§ DIRECTIONS: Read through the entries below and return each line with the word "Transition".

§ LISTED RECORDS:
╭──

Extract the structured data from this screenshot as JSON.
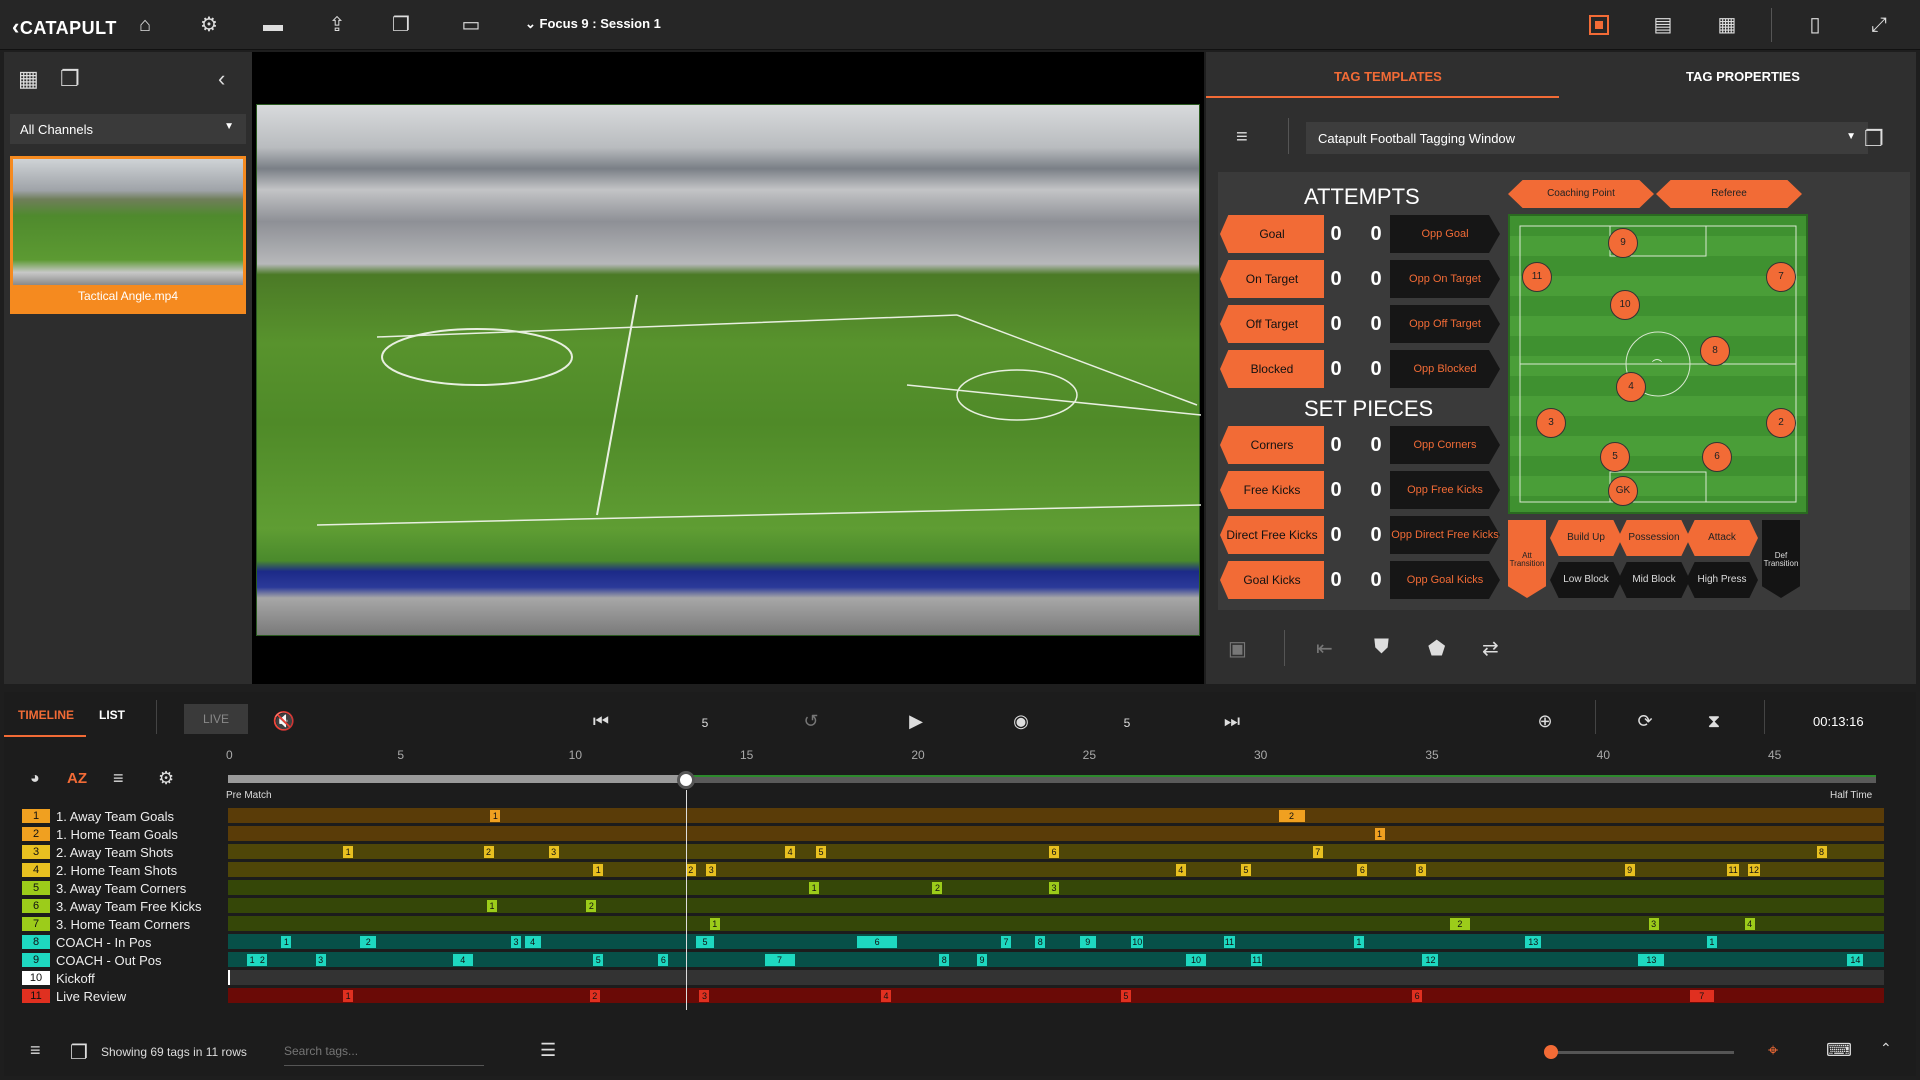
{
  "app": {
    "logo": "CATAPULT",
    "session": "Focus 9 : Session 1"
  },
  "topbar_icons": [
    "home-icon",
    "gear-icon",
    "clapperboard-icon",
    "upload-icon",
    "bookmarks-icon",
    "monitor-icon"
  ],
  "left": {
    "channel_select": "All Channels",
    "video_name": "Tactical Angle.mp4"
  },
  "tag_panel": {
    "tab_templates": "TAG TEMPLATES",
    "tab_properties": "TAG PROPERTIES",
    "template_select": "Catapult Football Tagging Window",
    "section_attempts": "ATTEMPTS",
    "section_setpieces": "SET PIECES",
    "attempts": [
      {
        "own": "Goal",
        "own_count": "0",
        "opp_count": "0",
        "opp": "Opp Goal"
      },
      {
        "own": "On Target",
        "own_count": "0",
        "opp_count": "0",
        "opp": "Opp On Target"
      },
      {
        "own": "Off Target",
        "own_count": "0",
        "opp_count": "0",
        "opp": "Opp Off Target"
      },
      {
        "own": "Blocked",
        "own_count": "0",
        "opp_count": "0",
        "opp": "Opp Blocked"
      }
    ],
    "setpieces": [
      {
        "own": "Corners",
        "own_count": "0",
        "opp_count": "0",
        "opp": "Opp Corners"
      },
      {
        "own": "Free Kicks",
        "own_count": "0",
        "opp_count": "0",
        "opp": "Opp Free Kicks"
      },
      {
        "own": "Direct Free Kicks",
        "own_count": "0",
        "opp_count": "0",
        "opp": "Opp Direct Free Kicks"
      },
      {
        "own": "Goal Kicks",
        "own_count": "0",
        "opp_count": "0",
        "opp": "Opp Goal Kicks"
      }
    ],
    "ribbons": {
      "coaching": "Coaching Point",
      "referee": "Referee"
    },
    "players": [
      "9",
      "11",
      "7",
      "10",
      "8",
      "4",
      "3",
      "2",
      "5",
      "6",
      "GK"
    ],
    "center_mark": "⌒",
    "phases": {
      "att_transition": "Att Transition",
      "build_up": "Build Up",
      "possession": "Possession",
      "attack": "Attack",
      "def_transition": "Def Transition",
      "low_block": "Low Block",
      "mid_block": "Mid Block",
      "high_press": "High Press"
    }
  },
  "bottom": {
    "tab_timeline": "TIMELINE",
    "tab_list": "LIST",
    "live": "LIVE",
    "rewind_label": "5",
    "forward_label": "5",
    "timecode": "00:13:16",
    "sort_label": "AZ",
    "ticks": [
      "0",
      "5",
      "10",
      "15",
      "20",
      "25",
      "30",
      "35",
      "40",
      "45"
    ],
    "pre_match": "Pre Match",
    "half_time": "Half Time",
    "showing": "Showing 69 tags in 11 rows",
    "search_placeholder": "Search tags..."
  },
  "rows": [
    {
      "n": "1",
      "label": "1. Away Team Goals",
      "color": "#f0a020",
      "track": "#5a3c08",
      "marks": [
        {
          "t": 7.6,
          "l": "1"
        },
        {
          "t": 30.6,
          "l": "2",
          "w": 26
        }
      ]
    },
    {
      "n": "2",
      "label": "1. Home Team Goals",
      "color": "#f0a020",
      "track": "#5a3c08",
      "marks": [
        {
          "t": 33.4,
          "l": "1"
        }
      ]
    },
    {
      "n": "3",
      "label": "2. Away Team Shots",
      "color": "#e8c020",
      "track": "#4f4608",
      "marks": [
        {
          "t": 3.3,
          "l": "1"
        },
        {
          "t": 7.4,
          "l": "2"
        },
        {
          "t": 9.3,
          "l": "3"
        },
        {
          "t": 16.2,
          "l": "4"
        },
        {
          "t": 17.1,
          "l": "5"
        },
        {
          "t": 23.9,
          "l": "6"
        },
        {
          "t": 31.6,
          "l": "7"
        },
        {
          "t": 46.3,
          "l": "8"
        }
      ]
    },
    {
      "n": "4",
      "label": "2. Home Team Shots",
      "color": "#e8c020",
      "track": "#4f4608",
      "marks": [
        {
          "t": 10.6,
          "l": "1"
        },
        {
          "t": 13.3,
          "l": "2"
        },
        {
          "t": 13.9,
          "l": "3"
        },
        {
          "t": 27.6,
          "l": "4"
        },
        {
          "t": 29.5,
          "l": "5"
        },
        {
          "t": 32.9,
          "l": "6"
        },
        {
          "t": 34.6,
          "l": "8"
        },
        {
          "t": 40.7,
          "l": "9"
        },
        {
          "t": 43.7,
          "l": "11"
        },
        {
          "t": 44.3,
          "l": "12"
        }
      ]
    },
    {
      "n": "5",
      "label": "3. Away Team Corners",
      "color": "#9ccc1a",
      "track": "#354708",
      "marks": [
        {
          "t": 16.9,
          "l": "1"
        },
        {
          "t": 20.5,
          "l": "2"
        },
        {
          "t": 23.9,
          "l": "3"
        }
      ]
    },
    {
      "n": "6",
      "label": "3. Away Team Free Kicks",
      "color": "#9ccc1a",
      "track": "#354708",
      "marks": [
        {
          "t": 7.5,
          "l": "1"
        },
        {
          "t": 10.4,
          "l": "2"
        }
      ]
    },
    {
      "n": "7",
      "label": "3. Home Team Corners",
      "color": "#9ccc1a",
      "track": "#354708",
      "marks": [
        {
          "t": 14.0,
          "l": "1"
        },
        {
          "t": 35.6,
          "l": "2",
          "w": 20
        },
        {
          "t": 41.4,
          "l": "3"
        },
        {
          "t": 44.2,
          "l": "4"
        }
      ]
    },
    {
      "n": "8",
      "label": "COACH - In Pos",
      "color": "#1ed8c0",
      "track": "#075048",
      "marks": [
        {
          "t": 1.5,
          "l": "1"
        },
        {
          "t": 3.8,
          "l": "2",
          "w": 16
        },
        {
          "t": 8.2,
          "l": "3"
        },
        {
          "t": 8.6,
          "l": "4",
          "w": 16
        },
        {
          "t": 13.6,
          "l": "5",
          "w": 18
        },
        {
          "t": 18.3,
          "l": "6",
          "w": 40
        },
        {
          "t": 22.5,
          "l": "7"
        },
        {
          "t": 23.5,
          "l": "8"
        },
        {
          "t": 24.8,
          "l": "9",
          "w": 16
        },
        {
          "t": 26.3,
          "l": "10"
        },
        {
          "t": 29.0,
          "l": "11"
        },
        {
          "t": 32.8,
          "l": "1"
        },
        {
          "t": 37.8,
          "l": "13",
          "w": 16
        },
        {
          "t": 43.1,
          "l": "1"
        }
      ]
    },
    {
      "n": "9",
      "label": "COACH - Out Pos",
      "color": "#1ed8c0",
      "track": "#075048",
      "marks": [
        {
          "t": 0.5,
          "l": "1"
        },
        {
          "t": 0.8,
          "l": "2"
        },
        {
          "t": 2.5,
          "l": "3"
        },
        {
          "t": 6.5,
          "l": "4",
          "w": 20
        },
        {
          "t": 10.6,
          "l": "5"
        },
        {
          "t": 12.5,
          "l": "6"
        },
        {
          "t": 15.6,
          "l": "7",
          "w": 30
        },
        {
          "t": 20.7,
          "l": "8"
        },
        {
          "t": 21.8,
          "l": "9"
        },
        {
          "t": 27.9,
          "l": "10",
          "w": 20
        },
        {
          "t": 29.8,
          "l": "11"
        },
        {
          "t": 34.8,
          "l": "12",
          "w": 16
        },
        {
          "t": 41.1,
          "l": "13",
          "w": 26
        },
        {
          "t": 47.2,
          "l": "14",
          "w": 16
        }
      ]
    },
    {
      "n": "10",
      "label": "Kickoff",
      "color": "#ffffff",
      "track": "#333333",
      "marks": []
    },
    {
      "n": "11",
      "label": "Live Review",
      "color": "#e03020",
      "track": "#6a0a06",
      "marks": [
        {
          "t": 3.3,
          "l": "1"
        },
        {
          "t": 10.5,
          "l": "2"
        },
        {
          "t": 13.7,
          "l": "3"
        },
        {
          "t": 19.0,
          "l": "4"
        },
        {
          "t": 26.0,
          "l": "5"
        },
        {
          "t": 34.5,
          "l": "6"
        },
        {
          "t": 42.6,
          "l": "7",
          "w": 24
        }
      ]
    }
  ],
  "playhead_minute": 13.3,
  "total_minutes": 48.5
}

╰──

§ TASK RESPONSE:
      "att_transition": "Att Transition",
      "def_transition": "Def Transition",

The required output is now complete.